The Overwhelming Beauty of Jenůfa

There is a famous quote from the composer Richard Wagner to his lover Mathilde Wiesendock after he had finished composing the opera Tristan und Isolde. "I fear the opera will be banned unless the whole thing is parodied in a bad performance: only mediocre performances can save me! Perfectly good ones will be bound to drive people mad, I cannot imagine it otherwise." That quote came to mind last Sunday afternoon during the SF Opera production of Leoš Janáček's 1904 opera Jenůfa because the performance was so fine that the emotional power of the music was almost too much to bear.

The story itself is a simple Czechoslovakian village tale, taken from a naturalistic, unsentimental, late-19th century play by Gabriela Preissová, about a young woman who becomes pregnant before marriage by her handsome, wealthy boyfriend who turns out to be a drunken cad. Jenůfa's stepmother, the moral arbiter of the village, hides her away for a secret birth, and then tries to get someone to marry her. Tragedy ensues.

This was the stuff of countless women's melodramas on stage and film over the centuries, and there is no reason for the story to be so powerful except one. The music by Janáček, a provincial, barely successful Czech composer at the turn of the 20th century, is filled with such longing, sadness, beauty, and complexity that once you have absorbed it, the music of most other operas feels wan by comparison.
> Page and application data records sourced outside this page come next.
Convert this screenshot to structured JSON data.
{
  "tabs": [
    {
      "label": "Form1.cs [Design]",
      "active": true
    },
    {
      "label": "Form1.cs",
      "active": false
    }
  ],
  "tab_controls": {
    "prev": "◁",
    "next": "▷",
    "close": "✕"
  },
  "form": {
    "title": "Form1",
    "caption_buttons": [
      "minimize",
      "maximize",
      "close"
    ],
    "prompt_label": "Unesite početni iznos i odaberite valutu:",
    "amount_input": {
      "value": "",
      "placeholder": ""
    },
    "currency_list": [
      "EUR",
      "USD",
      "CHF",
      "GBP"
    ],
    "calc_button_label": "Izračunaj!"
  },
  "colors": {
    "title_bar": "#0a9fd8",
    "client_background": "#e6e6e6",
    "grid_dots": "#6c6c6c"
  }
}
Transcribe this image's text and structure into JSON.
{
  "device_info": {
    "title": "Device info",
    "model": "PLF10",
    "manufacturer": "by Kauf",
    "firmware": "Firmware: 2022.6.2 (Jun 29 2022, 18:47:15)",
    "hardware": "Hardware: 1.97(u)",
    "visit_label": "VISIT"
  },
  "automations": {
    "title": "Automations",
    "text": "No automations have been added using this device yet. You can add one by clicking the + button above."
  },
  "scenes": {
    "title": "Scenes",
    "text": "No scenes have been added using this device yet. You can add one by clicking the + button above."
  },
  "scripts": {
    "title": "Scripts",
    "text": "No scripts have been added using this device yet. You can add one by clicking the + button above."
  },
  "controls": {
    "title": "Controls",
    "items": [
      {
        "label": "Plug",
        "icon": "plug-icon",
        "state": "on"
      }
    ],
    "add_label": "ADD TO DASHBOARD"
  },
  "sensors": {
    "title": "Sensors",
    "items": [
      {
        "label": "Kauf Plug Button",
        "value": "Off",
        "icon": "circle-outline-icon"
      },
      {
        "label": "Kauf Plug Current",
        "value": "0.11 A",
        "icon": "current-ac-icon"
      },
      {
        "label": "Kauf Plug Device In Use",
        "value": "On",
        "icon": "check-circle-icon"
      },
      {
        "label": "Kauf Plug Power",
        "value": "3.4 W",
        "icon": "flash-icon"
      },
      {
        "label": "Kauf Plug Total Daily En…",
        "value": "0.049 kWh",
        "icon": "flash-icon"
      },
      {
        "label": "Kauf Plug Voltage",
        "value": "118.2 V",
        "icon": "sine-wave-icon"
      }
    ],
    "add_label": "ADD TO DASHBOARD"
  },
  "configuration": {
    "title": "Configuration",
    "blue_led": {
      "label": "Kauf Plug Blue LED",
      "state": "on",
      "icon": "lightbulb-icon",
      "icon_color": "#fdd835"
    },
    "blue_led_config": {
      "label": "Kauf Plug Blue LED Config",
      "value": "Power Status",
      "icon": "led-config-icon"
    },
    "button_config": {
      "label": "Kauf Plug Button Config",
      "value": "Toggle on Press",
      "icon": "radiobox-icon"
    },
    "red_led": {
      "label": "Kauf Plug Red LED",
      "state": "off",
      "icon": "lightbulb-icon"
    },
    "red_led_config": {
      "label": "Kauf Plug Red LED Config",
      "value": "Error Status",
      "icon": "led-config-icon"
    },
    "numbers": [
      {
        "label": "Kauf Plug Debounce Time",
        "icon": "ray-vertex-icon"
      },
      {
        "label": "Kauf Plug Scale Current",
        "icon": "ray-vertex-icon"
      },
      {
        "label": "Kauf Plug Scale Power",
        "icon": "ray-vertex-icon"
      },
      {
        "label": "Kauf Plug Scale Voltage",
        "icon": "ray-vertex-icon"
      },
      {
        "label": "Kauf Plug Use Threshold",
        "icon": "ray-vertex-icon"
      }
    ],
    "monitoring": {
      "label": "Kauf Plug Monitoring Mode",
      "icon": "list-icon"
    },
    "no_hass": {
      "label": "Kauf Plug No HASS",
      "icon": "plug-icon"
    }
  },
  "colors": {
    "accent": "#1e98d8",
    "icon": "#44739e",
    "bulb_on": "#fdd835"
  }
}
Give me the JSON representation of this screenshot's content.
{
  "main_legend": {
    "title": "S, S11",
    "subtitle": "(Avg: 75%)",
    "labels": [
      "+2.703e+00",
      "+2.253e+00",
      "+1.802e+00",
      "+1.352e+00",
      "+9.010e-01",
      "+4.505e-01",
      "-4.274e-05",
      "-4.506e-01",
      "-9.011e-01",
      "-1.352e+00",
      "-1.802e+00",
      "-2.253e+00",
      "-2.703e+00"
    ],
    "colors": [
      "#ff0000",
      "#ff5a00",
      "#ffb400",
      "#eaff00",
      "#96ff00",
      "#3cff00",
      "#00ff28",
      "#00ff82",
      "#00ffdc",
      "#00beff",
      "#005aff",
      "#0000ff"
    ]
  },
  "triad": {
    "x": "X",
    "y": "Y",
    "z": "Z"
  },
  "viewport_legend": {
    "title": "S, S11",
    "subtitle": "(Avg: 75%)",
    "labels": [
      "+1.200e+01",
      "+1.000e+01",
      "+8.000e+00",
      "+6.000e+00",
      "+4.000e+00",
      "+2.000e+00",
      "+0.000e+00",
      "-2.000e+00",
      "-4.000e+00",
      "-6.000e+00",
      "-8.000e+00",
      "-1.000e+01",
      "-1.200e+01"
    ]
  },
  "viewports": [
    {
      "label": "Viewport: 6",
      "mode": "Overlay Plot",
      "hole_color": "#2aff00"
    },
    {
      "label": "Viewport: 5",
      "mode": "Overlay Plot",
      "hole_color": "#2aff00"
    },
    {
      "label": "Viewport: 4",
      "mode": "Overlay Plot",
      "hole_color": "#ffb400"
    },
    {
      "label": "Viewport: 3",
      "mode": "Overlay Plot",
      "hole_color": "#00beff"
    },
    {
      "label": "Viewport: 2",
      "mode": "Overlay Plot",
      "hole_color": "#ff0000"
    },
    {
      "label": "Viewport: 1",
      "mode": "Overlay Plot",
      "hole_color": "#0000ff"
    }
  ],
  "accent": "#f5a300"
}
I first heard the opera in 1980 at the SF Opera with the incomparable Elisabeth Söderström as Jenůfa and Sena Jurinac as her stepmother Kostelnička in performances that I thought would never be equaled, but Malin Byström and Karita Mattila in this production have managed to do so, with glorious soprano voices and powerful acting abilities.

As good as the two principal singers are, what elevates this production to the stratosphere is the entire supporting cast, including Scott Quinn as the caddish Števa Buryja and William Burden (above) as his brother Laca Klemeň who is also in love with Jenůfa. Contributing to this holistic success were the SF Opera Chorus, who managed the very tricky rhythms of their folk-inflected music brilliantly, along with Adler fellows and choristers playing everything from the village Mayor to maids to extended relatives.

The opera premiered in Brno, Czechoslovakia in 1904 but Janáček's original, eccentric orchestration with its surprising percussion and hairpin turns, was extensively revised for its Prague National Theater premiere in 1916 by the music director there, Karel Kovařovic. It wasn't until 1980 that the late, great conductor Charles Mackerras helped prepare an edition that respected the composer's original intentions. Mackerras also led a production of this score at SF Opera in 1986 with the wonderful Gabriela Beňačková and Leonie Rysanek in the cast. As much as I loved the conducting of Mackerras, the current job by Czech Philharmonic music director Jiří Bělohlávek (above) with the San Francisco Opera orchestra is stunning.

Six years ago at the San Francisco Opera, Bělohlávek conducted Janáček's The Makropolous Case, also starring Karita Mattila (above), in a production directed by Olivier Tambosi and designed by Frank Philipp Schlossmann, that was so good that I fell in love with the opera for the first time. The same conductor and diva soon took that show to the Metropolitan Opera in New York and I waited to hear the same kind of raving accolades which greeted it in San Francisco, but that didn't happen. A friend of mine who saw the production in both cities mentioned that the difference was in the supporting cast, which simply didn't gel in New York the way they did in San Francisco.

This same production of Jenůfa with Mattila will also be performed at the Metropolitan next season and let's hope they do it as well as San Francisco. In any case, there are has four more performances here, including one tonight (Wednesday), and I cannot urge you strongly enough to attend one of them.

Though I am not crazy about the heavy-handed stone symbolism of the set design concept by director Tambosi and designer Schlossmann, every other element of the production is perfection. Click here for tickets, or just walk to the box office on the day of performance and grab a standing room ticket for $10. This is one of those legendary productions people will be talking about for years. (All production photos are by Cory Weaver.)

1 comment:

Hattie said...

You have such a depth of knowledge. I am so jealous.